• Instructions for the task
Where a line of the listing below includes the word "keyboard", reproduce that line.

• Task data
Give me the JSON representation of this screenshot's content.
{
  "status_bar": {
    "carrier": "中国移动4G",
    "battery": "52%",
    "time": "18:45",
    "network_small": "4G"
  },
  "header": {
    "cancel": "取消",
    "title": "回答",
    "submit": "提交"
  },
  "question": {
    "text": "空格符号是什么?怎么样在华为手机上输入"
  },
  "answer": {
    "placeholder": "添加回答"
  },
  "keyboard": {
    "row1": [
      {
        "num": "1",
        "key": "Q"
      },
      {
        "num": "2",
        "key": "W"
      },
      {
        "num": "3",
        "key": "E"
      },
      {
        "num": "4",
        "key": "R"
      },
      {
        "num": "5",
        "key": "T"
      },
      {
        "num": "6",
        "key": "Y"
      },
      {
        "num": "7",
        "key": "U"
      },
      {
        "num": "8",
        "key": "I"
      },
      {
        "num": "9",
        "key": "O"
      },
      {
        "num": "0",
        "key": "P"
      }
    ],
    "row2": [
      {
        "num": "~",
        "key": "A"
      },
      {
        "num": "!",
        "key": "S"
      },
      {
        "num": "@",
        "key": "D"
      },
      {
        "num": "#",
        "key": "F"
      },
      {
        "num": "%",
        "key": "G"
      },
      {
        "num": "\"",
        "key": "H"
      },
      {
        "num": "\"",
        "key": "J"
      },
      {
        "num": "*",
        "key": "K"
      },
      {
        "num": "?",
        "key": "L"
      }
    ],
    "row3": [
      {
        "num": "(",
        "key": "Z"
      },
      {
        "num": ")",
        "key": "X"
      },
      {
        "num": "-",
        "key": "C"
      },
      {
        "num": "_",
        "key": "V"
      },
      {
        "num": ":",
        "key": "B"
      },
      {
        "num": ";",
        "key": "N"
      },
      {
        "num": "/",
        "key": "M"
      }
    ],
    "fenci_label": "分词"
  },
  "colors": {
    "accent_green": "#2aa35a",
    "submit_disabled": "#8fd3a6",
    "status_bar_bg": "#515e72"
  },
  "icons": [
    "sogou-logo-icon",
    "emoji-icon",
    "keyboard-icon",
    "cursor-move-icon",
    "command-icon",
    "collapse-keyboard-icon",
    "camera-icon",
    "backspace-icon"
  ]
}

• Answer to this task
  "keyboard": {
    "keyboard-icon",
    "collapse-keyboard-icon",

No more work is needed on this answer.